The AHSN Network’s new Digital & AI report: ‘Lessons and Legacy from the COVID-19 Pandemic in Health and Care’ as part of the NHS Reset Campaign highlights key findings from a research study to understand how technology has helped reduce the care burden during the pandemic, and to identify what should be sustained in the ‘new normal’ longer-term.
The findings highlight the importance of treating health as our greatest national asset to nurture and protect, with preventative health requiring more attention in the long-term. James Teo, Clinical Director of Data Science at King’s College Hospital NHS Foundation Trust, was involved in the study and shares his thoughts:

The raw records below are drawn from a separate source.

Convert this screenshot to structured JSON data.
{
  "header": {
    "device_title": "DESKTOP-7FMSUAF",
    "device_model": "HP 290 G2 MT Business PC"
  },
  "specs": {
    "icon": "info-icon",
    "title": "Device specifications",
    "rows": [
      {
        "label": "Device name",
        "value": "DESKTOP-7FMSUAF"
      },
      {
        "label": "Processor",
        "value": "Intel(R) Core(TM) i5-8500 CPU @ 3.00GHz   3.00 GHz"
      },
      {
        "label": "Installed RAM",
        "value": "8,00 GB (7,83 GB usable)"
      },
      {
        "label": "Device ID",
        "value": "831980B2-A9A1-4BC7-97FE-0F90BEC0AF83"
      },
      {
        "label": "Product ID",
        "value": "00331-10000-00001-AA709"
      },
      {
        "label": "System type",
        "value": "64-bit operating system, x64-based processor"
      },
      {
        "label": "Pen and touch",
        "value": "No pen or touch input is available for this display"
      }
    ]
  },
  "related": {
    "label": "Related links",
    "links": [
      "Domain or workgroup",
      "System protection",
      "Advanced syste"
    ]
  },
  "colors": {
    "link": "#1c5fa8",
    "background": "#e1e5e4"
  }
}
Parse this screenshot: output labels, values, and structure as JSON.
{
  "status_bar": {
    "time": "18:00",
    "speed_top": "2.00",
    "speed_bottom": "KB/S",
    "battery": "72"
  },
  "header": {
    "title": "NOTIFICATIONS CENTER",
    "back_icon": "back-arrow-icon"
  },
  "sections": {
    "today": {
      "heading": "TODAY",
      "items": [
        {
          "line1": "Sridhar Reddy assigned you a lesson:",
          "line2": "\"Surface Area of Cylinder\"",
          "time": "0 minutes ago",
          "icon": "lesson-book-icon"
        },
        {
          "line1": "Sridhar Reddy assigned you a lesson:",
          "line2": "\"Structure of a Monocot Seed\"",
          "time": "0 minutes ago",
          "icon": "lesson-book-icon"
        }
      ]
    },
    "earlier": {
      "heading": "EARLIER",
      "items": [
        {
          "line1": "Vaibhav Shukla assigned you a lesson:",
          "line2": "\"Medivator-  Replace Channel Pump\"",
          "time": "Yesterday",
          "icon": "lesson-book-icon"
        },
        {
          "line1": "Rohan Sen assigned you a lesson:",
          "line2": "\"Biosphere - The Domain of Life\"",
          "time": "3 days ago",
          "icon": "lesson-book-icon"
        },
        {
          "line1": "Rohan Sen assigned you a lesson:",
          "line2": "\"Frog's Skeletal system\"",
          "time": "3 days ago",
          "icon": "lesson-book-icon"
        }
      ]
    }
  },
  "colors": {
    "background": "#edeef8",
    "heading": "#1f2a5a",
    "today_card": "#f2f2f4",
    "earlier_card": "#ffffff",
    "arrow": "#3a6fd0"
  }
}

COVID-19 has highlighted the critical nature of the timeliness of health data especially in a fast-moving pandemic. Everyone can now perceive that analytics at quarterly, monthly or weekly cycles will not be adequate for driving population health or decision-making. Analytics to drive decision-making has to occur in near-real-time at the front-line to be actionable and have any impact. However there are risks that the newly recognised need and urgency overwhelms strategic vision.

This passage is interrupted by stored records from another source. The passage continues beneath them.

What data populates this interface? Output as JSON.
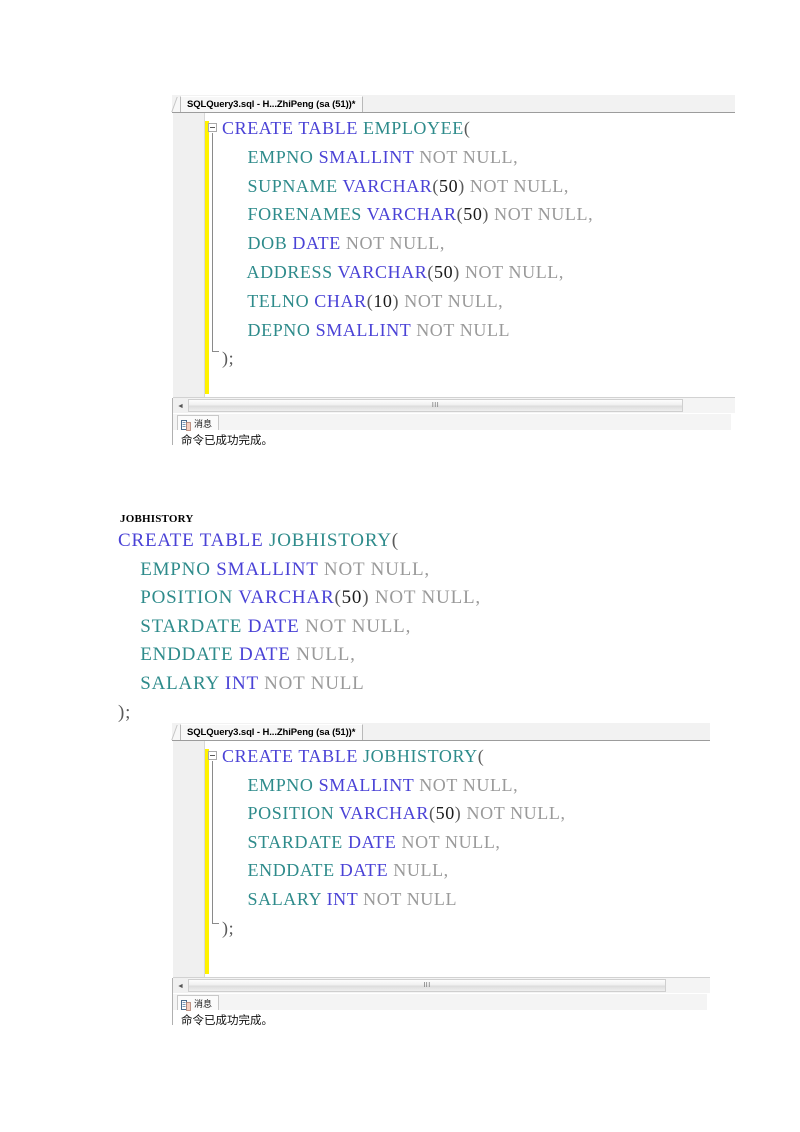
{
  "document": {
    "jobhistory_heading": "JOBHISTORY",
    "jobhistory_code_lines": [
      [
        {
          "t": "CREATE TABLE ",
          "c": "kw"
        },
        {
          "t": "JOBHISTORY",
          "c": "ident"
        },
        {
          "t": "(",
          "c": "punc"
        }
      ],
      [
        {
          "t": "    ",
          "c": "punc"
        },
        {
          "t": "EMPNO ",
          "c": "ident"
        },
        {
          "t": "SMALLINT ",
          "c": "kw"
        },
        {
          "t": "NOT NULL,",
          "c": "gray"
        }
      ],
      [
        {
          "t": "    ",
          "c": "punc"
        },
        {
          "t": "POSITION ",
          "c": "ident"
        },
        {
          "t": "VARCHAR",
          "c": "kw"
        },
        {
          "t": "(",
          "c": "punc"
        },
        {
          "t": "50",
          "c": "num"
        },
        {
          "t": ") ",
          "c": "punc"
        },
        {
          "t": "NOT NULL,",
          "c": "gray"
        }
      ],
      [
        {
          "t": "    ",
          "c": "punc"
        },
        {
          "t": "STARDATE ",
          "c": "ident"
        },
        {
          "t": "DATE ",
          "c": "kw"
        },
        {
          "t": "NOT NULL,",
          "c": "gray"
        }
      ],
      [
        {
          "t": "    ",
          "c": "punc"
        },
        {
          "t": "ENDDATE ",
          "c": "ident"
        },
        {
          "t": "DATE ",
          "c": "kw"
        },
        {
          "t": "NULL,",
          "c": "gray"
        }
      ],
      [
        {
          "t": "    ",
          "c": "punc"
        },
        {
          "t": "SALARY ",
          "c": "ident"
        },
        {
          "t": "INT ",
          "c": "kw"
        },
        {
          "t": "NOT NULL",
          "c": "gray"
        }
      ],
      [
        {
          "t": ");",
          "c": "punc"
        }
      ]
    ]
  },
  "screenshots": [
    {
      "tab_title": "SQLQuery3.sql - H...ZhiPeng (sa (51))*",
      "code_lines": [
        [
          {
            "t": "CREATE TABLE ",
            "c": "kw"
          },
          {
            "t": "EMPLOYEE",
            "c": "ident"
          },
          {
            "t": "(",
            "c": "punc"
          }
        ],
        [
          {
            "t": "     ",
            "c": "punc"
          },
          {
            "t": "EMPNO ",
            "c": "ident"
          },
          {
            "t": "SMALLINT ",
            "c": "kw"
          },
          {
            "t": "NOT NULL,",
            "c": "gray"
          }
        ],
        [
          {
            "t": "     ",
            "c": "punc"
          },
          {
            "t": "SUPNAME ",
            "c": "ident"
          },
          {
            "t": "VARCHAR",
            "c": "kw"
          },
          {
            "t": "(",
            "c": "punc"
          },
          {
            "t": "50",
            "c": "num"
          },
          {
            "t": ") ",
            "c": "punc"
          },
          {
            "t": "NOT NULL,",
            "c": "gray"
          }
        ],
        [
          {
            "t": "     ",
            "c": "punc"
          },
          {
            "t": "FORENAMES ",
            "c": "ident"
          },
          {
            "t": "VARCHAR",
            "c": "kw"
          },
          {
            "t": "(",
            "c": "punc"
          },
          {
            "t": "50",
            "c": "num"
          },
          {
            "t": ") ",
            "c": "punc"
          },
          {
            "t": "NOT NULL,",
            "c": "gray"
          }
        ],
        [
          {
            "t": "     ",
            "c": "punc"
          },
          {
            "t": "DOB ",
            "c": "ident"
          },
          {
            "t": "DATE ",
            "c": "kw"
          },
          {
            "t": "NOT NULL,",
            "c": "gray"
          }
        ],
        [
          {
            "t": "     ",
            "c": "punc"
          },
          {
            "t": "ADDRESS ",
            "c": "ident"
          },
          {
            "t": "VARCHAR",
            "c": "kw"
          },
          {
            "t": "(",
            "c": "punc"
          },
          {
            "t": "50",
            "c": "num"
          },
          {
            "t": ") ",
            "c": "punc"
          },
          {
            "t": "NOT NULL,",
            "c": "gray"
          }
        ],
        [
          {
            "t": "     ",
            "c": "punc"
          },
          {
            "t": "TELNO ",
            "c": "ident"
          },
          {
            "t": "CHAR",
            "c": "kw"
          },
          {
            "t": "(",
            "c": "punc"
          },
          {
            "t": "10",
            "c": "num"
          },
          {
            "t": ") ",
            "c": "punc"
          },
          {
            "t": "NOT NULL,",
            "c": "gray"
          }
        ],
        [
          {
            "t": "     ",
            "c": "punc"
          },
          {
            "t": "DEPNO ",
            "c": "ident"
          },
          {
            "t": "SMALLINT ",
            "c": "kw"
          },
          {
            "t": "NOT NULL",
            "c": "gray"
          }
        ],
        [
          {
            "t": ");",
            "c": "punc"
          }
        ]
      ],
      "results_tab_label": "消息",
      "results_tab_icon": "messages-grid-icon",
      "results_message": "命令已成功完成。",
      "scrollbar_grip": "III",
      "scroll_left_arrow": "◄"
    },
    {
      "tab_title": "SQLQuery3.sql - H...ZhiPeng (sa (51))*",
      "code_lines": [
        [
          {
            "t": "CREATE TABLE ",
            "c": "kw"
          },
          {
            "t": "JOBHISTORY",
            "c": "ident"
          },
          {
            "t": "(",
            "c": "punc"
          }
        ],
        [
          {
            "t": "     ",
            "c": "punc"
          },
          {
            "t": "EMPNO ",
            "c": "ident"
          },
          {
            "t": "SMALLINT ",
            "c": "kw"
          },
          {
            "t": "NOT NULL,",
            "c": "gray"
          }
        ],
        [
          {
            "t": "     ",
            "c": "punc"
          },
          {
            "t": "POSITION ",
            "c": "ident"
          },
          {
            "t": "VARCHAR",
            "c": "kw"
          },
          {
            "t": "(",
            "c": "punc"
          },
          {
            "t": "50",
            "c": "num"
          },
          {
            "t": ") ",
            "c": "punc"
          },
          {
            "t": "NOT NULL,",
            "c": "gray"
          }
        ],
        [
          {
            "t": "     ",
            "c": "punc"
          },
          {
            "t": "STARDATE ",
            "c": "ident"
          },
          {
            "t": "DATE ",
            "c": "kw"
          },
          {
            "t": "NOT NULL,",
            "c": "gray"
          }
        ],
        [
          {
            "t": "     ",
            "c": "punc"
          },
          {
            "t": "ENDDATE ",
            "c": "ident"
          },
          {
            "t": "DATE ",
            "c": "kw"
          },
          {
            "t": "NULL,",
            "c": "gray"
          }
        ],
        [
          {
            "t": "     ",
            "c": "punc"
          },
          {
            "t": "SALARY ",
            "c": "ident"
          },
          {
            "t": "INT ",
            "c": "kw"
          },
          {
            "t": "NOT NULL",
            "c": "gray"
          }
        ],
        [
          {
            "t": ");",
            "c": "punc"
          }
        ]
      ],
      "results_tab_label": "消息",
      "results_tab_icon": "messages-grid-icon",
      "results_message": "命令已成功完成。",
      "scrollbar_grip": "III",
      "scroll_left_arrow": "◄"
    }
  ],
  "colors": {
    "keyword": "#4a42d6",
    "identifier": "#2e8b8b",
    "gray_text": "#9a9a9a",
    "change_bar": "#fff200",
    "gutter": "#f0f0f0"
  }
}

One key aspect is the central foundation of good quality interoperable data. Data will have to cross organisations, and the standardisation of data formats are going to be the key to doing anything beyond the scale of a single organisation. Data and systems standardisation is often perceived as boring, abstract and too technical for frontline staff; the real risk is that the hunger for more digital solutions will result in data balkanisation with multiplicity of incongruous data silo’s and non-integrated systems. We can expect that none of these systems will last a decade unchanged, so we need to plan for health data that is agile and not-locked to the underlying system.
The other risk is that in the hunger for more digital systems and data, we end up reducing healthcare to form-filling and taking people away from delivering healthcare. Often in healthcare, when faced with a problem, a form (or ‘proforma’) is suggested as the means for solving a problem to allow data collection. Likewise patients balk at the prospect of repetitive form-filling (whether paper or web-based) to receive healthcare. We already balk at repeatedly filling in our personal details on different e-commerce websites, imagine a scenario where every health app, health intervention and clinic needs this. My belief is both a combination of API’s and human-efficient ways to collect and standardise data will be the way forward.
How we achieve this balance between rushing for actionable analytics and cautious laying of data foundations will determine whether the future of digital healthcare will be streamlined and efficient or the future will be just as clunky and frustrating as we have today.